Barefoot running has become increasingly popular in recent years, due in part to the popularity of a book called Born to Run (by Christopher McDougall). The book is based on the amazing running feats of tribes in South America, whose people could run almost endlessly without shoes. If it works for them, it should work for us, right?
Shoe manufacturers have been quick to capitalise on the trend and have attempted to mimic the barefoot experience by producing glove-style shoes, with a minimal layer of sole between foot and ground. These shoes replicate the feel of barefoot running and provide a large degree of muscle feedback through the close contact with the ground, but what are the real benefits and risks of barefoot running – and does shoe choice even matter?
Join Dr Andy Franklyn-Miller, one of the world’s leading experts in sports medicine, in this short YouTube clip as he discusses the roles of running mechanics, shoe choice, and the incidence of injury.
Want to hear more from Andy?
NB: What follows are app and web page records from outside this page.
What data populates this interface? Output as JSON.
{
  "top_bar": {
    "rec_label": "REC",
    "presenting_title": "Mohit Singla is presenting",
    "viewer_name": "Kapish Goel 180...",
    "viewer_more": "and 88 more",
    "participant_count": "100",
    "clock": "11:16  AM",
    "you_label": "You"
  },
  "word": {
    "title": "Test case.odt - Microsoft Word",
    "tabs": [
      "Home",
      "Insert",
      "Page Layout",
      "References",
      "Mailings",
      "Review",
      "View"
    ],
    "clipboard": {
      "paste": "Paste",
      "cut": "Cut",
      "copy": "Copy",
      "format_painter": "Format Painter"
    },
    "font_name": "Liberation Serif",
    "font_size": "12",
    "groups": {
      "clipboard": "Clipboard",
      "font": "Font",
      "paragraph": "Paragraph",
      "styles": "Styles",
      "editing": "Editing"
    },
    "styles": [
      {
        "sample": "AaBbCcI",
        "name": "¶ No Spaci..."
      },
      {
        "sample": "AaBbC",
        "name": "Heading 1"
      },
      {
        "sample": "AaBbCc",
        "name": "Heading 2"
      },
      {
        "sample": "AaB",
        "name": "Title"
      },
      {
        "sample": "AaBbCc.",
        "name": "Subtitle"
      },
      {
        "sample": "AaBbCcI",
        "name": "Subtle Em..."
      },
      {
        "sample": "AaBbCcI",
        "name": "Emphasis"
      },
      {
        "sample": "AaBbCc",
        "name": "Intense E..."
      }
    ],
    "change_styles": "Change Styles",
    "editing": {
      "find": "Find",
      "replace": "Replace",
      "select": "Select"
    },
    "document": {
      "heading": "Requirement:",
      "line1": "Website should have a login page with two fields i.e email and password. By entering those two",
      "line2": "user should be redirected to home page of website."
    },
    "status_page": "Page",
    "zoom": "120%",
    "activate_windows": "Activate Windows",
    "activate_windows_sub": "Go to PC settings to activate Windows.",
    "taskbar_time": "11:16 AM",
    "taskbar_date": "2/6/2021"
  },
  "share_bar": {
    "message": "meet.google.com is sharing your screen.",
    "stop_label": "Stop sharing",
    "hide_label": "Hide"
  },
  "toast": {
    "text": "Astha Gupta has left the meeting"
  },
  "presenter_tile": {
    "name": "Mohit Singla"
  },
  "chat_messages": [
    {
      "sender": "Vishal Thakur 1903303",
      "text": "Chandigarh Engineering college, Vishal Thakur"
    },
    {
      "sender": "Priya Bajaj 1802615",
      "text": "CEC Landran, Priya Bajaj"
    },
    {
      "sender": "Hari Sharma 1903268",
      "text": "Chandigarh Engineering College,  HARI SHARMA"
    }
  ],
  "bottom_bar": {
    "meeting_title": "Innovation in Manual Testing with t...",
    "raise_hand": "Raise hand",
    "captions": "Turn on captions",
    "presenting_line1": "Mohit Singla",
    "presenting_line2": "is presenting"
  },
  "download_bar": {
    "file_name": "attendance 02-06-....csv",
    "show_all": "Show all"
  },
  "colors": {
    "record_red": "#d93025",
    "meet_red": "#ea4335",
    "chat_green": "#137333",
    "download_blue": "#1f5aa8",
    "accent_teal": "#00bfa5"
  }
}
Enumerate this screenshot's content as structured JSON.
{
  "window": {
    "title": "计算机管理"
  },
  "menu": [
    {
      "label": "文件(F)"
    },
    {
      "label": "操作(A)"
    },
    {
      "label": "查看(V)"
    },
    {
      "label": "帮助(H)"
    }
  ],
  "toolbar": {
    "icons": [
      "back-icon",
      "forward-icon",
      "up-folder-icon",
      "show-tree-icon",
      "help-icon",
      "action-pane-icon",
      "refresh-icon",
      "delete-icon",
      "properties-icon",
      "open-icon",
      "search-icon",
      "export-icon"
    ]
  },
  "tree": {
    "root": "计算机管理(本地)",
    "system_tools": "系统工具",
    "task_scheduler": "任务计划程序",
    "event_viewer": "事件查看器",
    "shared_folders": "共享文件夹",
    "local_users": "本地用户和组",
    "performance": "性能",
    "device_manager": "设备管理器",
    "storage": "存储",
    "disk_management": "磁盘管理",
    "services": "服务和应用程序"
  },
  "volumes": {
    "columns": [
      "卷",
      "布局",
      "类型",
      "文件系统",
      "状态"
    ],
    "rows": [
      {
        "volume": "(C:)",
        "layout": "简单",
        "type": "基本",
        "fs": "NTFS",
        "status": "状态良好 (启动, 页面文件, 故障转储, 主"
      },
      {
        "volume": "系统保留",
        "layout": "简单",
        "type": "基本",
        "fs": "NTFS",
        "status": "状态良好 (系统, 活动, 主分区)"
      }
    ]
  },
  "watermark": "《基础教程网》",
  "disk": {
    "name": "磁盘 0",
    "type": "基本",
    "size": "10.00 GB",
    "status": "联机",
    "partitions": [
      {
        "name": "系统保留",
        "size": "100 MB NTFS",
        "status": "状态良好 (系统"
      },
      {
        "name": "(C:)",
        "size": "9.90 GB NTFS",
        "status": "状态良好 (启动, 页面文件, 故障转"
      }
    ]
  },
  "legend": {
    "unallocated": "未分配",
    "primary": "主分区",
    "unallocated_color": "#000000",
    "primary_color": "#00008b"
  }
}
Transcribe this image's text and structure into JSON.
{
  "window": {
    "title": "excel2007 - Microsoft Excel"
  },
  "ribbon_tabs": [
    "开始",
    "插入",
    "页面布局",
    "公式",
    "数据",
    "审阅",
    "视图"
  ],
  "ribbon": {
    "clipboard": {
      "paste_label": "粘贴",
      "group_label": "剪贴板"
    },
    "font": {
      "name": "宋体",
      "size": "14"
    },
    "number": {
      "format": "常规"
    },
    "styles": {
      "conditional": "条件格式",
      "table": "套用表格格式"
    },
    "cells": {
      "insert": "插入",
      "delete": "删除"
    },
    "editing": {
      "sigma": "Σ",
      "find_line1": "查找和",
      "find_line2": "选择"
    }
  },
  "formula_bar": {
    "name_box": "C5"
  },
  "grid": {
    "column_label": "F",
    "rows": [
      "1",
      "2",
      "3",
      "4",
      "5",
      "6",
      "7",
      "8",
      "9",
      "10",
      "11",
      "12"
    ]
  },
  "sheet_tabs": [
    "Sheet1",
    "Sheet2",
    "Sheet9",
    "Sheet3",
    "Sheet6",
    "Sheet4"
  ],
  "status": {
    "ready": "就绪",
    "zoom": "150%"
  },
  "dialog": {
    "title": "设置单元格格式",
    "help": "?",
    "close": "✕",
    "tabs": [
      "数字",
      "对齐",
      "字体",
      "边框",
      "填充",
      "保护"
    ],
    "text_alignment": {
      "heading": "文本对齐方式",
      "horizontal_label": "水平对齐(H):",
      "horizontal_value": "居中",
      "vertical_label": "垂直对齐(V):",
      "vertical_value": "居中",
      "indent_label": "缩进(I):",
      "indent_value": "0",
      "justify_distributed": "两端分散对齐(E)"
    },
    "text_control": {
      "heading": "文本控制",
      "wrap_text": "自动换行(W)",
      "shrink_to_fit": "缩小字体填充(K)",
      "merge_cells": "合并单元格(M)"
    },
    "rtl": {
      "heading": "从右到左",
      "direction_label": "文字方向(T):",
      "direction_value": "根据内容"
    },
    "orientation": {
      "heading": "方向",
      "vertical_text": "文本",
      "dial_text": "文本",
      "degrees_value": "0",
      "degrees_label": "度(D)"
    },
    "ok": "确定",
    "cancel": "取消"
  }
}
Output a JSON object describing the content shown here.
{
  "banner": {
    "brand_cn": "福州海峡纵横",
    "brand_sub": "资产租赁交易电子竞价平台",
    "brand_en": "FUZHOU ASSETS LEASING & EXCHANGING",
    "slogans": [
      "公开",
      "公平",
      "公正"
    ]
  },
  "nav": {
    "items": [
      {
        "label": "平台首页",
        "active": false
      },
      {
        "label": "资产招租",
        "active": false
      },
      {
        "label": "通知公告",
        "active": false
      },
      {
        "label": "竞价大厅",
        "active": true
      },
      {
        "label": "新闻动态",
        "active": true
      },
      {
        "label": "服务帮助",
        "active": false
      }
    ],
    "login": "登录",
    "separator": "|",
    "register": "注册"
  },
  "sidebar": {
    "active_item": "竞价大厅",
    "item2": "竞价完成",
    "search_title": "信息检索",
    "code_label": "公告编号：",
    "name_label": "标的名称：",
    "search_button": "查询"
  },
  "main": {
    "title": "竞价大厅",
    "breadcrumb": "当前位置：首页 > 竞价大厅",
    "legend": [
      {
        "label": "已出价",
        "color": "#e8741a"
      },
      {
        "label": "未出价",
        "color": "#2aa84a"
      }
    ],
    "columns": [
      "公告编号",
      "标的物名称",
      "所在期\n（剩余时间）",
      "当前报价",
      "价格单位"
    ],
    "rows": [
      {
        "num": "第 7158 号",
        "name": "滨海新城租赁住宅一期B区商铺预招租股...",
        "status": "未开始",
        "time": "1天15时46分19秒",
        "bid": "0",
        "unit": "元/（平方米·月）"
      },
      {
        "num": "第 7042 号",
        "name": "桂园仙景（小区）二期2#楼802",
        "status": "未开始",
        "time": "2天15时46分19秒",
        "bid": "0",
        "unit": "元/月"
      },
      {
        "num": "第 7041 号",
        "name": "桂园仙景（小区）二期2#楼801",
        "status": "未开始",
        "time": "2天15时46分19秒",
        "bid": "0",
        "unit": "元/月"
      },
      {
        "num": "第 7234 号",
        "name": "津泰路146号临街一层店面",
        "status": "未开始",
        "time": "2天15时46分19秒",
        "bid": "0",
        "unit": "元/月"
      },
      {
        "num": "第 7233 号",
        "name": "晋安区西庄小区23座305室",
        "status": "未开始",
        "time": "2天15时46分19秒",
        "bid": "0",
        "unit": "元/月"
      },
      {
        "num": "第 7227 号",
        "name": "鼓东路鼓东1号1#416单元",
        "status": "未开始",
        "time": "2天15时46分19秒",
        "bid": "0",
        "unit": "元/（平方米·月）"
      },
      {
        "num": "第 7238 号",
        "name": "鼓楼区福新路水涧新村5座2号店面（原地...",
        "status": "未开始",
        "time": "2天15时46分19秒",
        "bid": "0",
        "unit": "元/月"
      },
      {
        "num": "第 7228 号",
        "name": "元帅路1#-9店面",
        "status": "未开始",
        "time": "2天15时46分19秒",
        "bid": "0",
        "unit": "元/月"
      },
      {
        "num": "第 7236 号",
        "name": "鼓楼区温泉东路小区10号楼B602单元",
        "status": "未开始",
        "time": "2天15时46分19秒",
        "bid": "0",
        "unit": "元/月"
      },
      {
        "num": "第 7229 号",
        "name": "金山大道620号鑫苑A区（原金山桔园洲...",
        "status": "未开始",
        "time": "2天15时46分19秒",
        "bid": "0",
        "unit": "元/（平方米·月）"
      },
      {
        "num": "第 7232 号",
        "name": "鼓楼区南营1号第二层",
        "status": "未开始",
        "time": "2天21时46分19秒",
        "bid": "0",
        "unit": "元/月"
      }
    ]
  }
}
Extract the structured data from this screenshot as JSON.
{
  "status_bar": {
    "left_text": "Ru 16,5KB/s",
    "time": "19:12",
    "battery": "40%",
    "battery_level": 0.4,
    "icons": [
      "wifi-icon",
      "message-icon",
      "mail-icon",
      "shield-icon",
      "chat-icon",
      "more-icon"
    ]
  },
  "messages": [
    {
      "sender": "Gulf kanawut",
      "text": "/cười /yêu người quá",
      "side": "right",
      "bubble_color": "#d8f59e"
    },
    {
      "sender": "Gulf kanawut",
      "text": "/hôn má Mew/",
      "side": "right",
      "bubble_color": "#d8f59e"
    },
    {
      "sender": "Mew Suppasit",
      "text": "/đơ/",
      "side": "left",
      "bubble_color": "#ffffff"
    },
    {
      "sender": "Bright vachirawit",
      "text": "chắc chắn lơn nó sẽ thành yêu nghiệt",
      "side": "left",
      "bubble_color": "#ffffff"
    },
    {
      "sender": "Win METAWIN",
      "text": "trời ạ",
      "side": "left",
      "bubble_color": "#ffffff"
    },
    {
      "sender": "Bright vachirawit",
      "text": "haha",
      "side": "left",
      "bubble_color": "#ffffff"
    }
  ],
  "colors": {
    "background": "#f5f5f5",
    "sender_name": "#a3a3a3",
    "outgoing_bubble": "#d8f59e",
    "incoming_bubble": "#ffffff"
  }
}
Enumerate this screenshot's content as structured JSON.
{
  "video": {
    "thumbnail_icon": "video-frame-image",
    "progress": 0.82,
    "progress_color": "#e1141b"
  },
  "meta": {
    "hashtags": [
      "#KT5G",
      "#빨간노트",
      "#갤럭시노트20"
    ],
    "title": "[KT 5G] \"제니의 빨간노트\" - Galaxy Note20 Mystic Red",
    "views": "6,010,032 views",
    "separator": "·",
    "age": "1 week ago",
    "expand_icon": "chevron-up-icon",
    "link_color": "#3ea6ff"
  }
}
Register now for the Evolution of the Athlete Coach Education Conference, where Andy will be joined by other experts from sports medicine and coaching in a week-long webinar not to be missed.